▶ _Assignment_
Search the data for the string "address", and report each line where it is found.

** Records provided follows **

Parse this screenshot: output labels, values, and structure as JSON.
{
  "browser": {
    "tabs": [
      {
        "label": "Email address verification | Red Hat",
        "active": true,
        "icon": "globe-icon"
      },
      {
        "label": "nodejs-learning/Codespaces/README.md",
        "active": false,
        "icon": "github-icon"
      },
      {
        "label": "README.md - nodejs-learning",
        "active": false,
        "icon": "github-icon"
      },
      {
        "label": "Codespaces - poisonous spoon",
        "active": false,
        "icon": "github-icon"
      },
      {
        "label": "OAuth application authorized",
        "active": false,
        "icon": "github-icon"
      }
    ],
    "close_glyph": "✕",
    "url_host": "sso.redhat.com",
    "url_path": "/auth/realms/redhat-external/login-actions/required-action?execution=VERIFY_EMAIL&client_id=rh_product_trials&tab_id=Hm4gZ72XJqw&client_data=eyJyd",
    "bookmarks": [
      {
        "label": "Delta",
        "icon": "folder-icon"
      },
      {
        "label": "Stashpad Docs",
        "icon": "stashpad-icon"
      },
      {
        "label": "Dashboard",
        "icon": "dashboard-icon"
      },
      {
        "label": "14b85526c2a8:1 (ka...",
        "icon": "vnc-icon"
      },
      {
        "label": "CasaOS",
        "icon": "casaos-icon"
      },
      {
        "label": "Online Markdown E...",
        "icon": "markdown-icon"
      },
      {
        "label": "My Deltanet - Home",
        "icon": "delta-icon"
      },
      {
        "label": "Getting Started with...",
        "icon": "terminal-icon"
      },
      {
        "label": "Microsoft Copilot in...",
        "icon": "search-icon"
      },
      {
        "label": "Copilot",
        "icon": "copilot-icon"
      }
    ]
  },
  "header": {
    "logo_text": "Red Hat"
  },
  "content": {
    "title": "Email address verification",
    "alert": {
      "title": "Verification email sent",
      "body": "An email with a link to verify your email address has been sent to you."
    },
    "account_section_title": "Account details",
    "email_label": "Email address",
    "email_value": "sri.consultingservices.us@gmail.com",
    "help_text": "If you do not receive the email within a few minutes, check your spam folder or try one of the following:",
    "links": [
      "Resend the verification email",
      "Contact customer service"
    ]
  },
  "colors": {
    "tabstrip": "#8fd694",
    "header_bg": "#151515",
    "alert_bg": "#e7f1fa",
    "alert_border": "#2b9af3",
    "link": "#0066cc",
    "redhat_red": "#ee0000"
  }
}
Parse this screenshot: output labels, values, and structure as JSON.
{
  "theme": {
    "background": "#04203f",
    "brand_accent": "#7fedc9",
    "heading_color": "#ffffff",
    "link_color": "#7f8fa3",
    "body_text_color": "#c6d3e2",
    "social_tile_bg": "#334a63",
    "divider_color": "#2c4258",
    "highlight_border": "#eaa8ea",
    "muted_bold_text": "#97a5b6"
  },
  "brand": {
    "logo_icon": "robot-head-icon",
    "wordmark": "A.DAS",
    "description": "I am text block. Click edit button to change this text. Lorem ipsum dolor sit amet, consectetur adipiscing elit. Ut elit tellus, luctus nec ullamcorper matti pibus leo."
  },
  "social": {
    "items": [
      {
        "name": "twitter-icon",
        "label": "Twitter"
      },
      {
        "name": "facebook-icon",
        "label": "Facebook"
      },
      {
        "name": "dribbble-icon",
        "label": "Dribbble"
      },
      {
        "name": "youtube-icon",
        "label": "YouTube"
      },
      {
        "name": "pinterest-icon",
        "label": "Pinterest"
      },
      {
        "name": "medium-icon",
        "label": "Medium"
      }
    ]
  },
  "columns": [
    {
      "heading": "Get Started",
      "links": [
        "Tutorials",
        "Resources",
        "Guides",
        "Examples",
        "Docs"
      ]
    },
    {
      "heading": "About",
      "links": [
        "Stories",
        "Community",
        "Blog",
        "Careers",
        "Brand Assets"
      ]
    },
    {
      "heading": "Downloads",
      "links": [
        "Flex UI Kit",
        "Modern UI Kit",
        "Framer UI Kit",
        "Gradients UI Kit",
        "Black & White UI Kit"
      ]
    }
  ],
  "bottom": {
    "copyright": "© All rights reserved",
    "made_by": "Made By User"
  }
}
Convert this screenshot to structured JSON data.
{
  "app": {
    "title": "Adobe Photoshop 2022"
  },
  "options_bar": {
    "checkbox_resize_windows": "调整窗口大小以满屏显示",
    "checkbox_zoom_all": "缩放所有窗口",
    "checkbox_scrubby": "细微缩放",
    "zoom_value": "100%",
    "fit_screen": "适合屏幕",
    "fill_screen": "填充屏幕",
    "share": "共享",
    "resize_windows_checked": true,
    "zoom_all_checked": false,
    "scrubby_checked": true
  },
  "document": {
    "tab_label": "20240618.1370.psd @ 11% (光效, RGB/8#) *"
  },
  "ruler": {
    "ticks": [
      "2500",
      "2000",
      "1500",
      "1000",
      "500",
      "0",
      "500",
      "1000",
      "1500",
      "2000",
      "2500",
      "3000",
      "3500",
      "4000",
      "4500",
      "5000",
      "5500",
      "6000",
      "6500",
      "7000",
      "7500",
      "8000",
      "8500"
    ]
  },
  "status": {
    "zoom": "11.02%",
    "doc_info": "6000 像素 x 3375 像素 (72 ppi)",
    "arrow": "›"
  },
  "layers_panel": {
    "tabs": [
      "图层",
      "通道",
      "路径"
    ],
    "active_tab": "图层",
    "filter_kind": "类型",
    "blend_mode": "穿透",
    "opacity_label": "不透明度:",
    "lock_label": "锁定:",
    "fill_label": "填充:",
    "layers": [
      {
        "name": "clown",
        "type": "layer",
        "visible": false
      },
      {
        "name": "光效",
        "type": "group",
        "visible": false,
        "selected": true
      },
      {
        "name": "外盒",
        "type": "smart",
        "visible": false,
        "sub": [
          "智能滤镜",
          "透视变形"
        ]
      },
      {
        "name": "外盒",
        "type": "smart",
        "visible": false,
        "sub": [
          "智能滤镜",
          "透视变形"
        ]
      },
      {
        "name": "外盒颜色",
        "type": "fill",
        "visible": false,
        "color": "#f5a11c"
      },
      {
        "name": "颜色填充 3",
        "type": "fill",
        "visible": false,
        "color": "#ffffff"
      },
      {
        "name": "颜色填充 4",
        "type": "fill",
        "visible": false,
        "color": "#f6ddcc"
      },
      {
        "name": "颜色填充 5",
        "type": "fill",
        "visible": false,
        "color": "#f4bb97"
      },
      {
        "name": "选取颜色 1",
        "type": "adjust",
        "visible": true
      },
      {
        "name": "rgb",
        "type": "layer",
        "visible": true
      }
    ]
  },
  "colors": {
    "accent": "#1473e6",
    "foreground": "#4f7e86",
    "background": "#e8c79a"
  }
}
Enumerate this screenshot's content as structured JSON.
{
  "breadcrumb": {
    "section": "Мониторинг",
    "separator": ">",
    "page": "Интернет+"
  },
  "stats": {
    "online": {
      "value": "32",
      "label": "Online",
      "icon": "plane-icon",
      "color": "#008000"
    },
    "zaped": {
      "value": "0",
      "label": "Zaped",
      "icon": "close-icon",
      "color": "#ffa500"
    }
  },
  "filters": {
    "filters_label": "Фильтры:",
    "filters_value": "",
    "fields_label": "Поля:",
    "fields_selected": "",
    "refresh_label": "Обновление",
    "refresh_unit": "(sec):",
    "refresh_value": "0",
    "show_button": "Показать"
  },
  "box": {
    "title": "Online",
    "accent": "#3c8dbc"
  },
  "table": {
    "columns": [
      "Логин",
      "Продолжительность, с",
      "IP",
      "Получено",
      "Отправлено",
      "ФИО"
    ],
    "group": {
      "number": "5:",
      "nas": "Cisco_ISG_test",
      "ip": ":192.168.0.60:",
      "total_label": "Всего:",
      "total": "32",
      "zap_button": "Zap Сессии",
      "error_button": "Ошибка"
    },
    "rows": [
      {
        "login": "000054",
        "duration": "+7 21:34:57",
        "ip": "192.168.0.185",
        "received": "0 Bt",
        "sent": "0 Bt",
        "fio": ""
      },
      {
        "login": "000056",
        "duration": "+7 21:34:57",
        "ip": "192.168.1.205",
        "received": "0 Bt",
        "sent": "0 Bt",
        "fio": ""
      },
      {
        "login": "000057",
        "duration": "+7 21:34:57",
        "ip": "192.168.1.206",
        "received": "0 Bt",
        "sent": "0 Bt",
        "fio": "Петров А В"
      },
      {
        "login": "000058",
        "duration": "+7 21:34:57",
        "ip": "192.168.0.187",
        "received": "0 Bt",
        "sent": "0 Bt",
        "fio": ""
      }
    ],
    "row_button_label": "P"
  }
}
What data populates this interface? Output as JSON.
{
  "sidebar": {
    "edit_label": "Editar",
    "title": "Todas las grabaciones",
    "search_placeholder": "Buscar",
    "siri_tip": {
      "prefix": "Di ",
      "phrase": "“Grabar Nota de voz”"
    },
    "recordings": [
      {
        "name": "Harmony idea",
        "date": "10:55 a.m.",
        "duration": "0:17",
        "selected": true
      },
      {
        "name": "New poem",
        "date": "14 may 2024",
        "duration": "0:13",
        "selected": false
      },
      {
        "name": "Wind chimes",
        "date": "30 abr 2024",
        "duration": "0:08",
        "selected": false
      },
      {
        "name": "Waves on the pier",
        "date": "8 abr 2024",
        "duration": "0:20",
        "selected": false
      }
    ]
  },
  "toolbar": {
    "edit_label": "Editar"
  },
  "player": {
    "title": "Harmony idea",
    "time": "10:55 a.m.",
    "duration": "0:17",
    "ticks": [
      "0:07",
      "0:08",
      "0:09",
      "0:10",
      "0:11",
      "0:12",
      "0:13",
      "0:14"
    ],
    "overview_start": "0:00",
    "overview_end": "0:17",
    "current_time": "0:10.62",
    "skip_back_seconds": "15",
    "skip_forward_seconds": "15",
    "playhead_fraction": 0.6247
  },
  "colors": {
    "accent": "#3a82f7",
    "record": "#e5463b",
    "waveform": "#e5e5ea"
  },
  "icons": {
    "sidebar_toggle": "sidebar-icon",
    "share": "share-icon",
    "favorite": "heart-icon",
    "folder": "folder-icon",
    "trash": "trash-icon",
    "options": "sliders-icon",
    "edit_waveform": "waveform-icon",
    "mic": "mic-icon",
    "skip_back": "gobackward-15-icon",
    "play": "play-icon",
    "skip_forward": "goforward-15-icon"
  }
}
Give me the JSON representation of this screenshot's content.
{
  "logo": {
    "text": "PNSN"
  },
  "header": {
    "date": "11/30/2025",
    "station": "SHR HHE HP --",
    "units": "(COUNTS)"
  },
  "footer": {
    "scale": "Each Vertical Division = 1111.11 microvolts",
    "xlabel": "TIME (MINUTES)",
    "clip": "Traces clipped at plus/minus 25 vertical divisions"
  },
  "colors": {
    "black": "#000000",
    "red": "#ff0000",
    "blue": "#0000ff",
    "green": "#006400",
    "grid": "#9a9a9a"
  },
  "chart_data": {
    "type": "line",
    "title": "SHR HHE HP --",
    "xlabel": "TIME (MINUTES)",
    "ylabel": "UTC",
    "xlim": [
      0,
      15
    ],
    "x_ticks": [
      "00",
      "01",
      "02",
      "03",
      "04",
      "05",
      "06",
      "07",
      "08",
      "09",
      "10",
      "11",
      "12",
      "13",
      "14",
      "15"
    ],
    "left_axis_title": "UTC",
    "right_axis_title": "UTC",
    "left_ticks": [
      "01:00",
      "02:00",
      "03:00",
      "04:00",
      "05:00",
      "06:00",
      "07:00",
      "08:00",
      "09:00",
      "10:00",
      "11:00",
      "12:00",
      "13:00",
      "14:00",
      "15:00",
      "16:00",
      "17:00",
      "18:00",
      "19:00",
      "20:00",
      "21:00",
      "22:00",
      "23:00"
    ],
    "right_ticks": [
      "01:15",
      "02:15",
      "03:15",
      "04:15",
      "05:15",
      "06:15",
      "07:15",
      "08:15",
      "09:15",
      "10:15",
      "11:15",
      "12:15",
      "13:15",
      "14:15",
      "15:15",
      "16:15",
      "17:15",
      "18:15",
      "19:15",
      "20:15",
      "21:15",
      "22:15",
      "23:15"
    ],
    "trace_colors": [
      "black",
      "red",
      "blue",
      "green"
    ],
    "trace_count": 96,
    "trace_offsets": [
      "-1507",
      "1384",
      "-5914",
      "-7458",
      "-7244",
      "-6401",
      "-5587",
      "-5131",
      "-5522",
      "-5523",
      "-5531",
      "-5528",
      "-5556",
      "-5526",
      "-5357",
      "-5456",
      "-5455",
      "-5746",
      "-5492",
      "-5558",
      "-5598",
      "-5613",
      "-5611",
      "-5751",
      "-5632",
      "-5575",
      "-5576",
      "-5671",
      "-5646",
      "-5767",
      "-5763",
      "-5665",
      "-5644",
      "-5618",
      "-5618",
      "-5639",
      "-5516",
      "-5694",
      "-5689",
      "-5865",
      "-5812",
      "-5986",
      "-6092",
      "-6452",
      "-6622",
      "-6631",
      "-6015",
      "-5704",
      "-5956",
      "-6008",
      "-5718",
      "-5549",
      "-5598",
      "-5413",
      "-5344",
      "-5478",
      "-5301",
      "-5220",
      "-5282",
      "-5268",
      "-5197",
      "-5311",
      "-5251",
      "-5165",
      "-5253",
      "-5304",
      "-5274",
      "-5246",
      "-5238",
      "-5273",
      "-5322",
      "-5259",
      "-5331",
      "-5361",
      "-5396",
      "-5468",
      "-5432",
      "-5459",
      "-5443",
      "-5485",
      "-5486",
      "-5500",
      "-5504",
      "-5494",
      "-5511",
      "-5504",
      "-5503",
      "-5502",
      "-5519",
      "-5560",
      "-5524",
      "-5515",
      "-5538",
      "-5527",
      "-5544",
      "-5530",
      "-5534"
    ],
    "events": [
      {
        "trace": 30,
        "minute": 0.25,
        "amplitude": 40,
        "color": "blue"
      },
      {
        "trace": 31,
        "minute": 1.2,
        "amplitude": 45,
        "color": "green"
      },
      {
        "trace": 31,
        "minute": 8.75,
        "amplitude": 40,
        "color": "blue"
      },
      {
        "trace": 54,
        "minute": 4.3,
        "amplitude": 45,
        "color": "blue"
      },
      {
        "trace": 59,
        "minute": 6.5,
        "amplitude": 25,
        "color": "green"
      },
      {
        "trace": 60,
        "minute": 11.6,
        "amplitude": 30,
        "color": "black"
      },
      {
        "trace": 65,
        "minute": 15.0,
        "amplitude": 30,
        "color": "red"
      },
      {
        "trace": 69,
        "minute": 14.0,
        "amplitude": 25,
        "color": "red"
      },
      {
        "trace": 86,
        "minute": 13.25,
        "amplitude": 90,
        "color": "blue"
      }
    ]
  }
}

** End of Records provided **

▶ _Expected answer_
        "label": "Email address verification | Red Hat",
    "title": "Email address verification",
      "body": "An email with a link to verify your email address has been sent to you."
    "email_label": "Email address",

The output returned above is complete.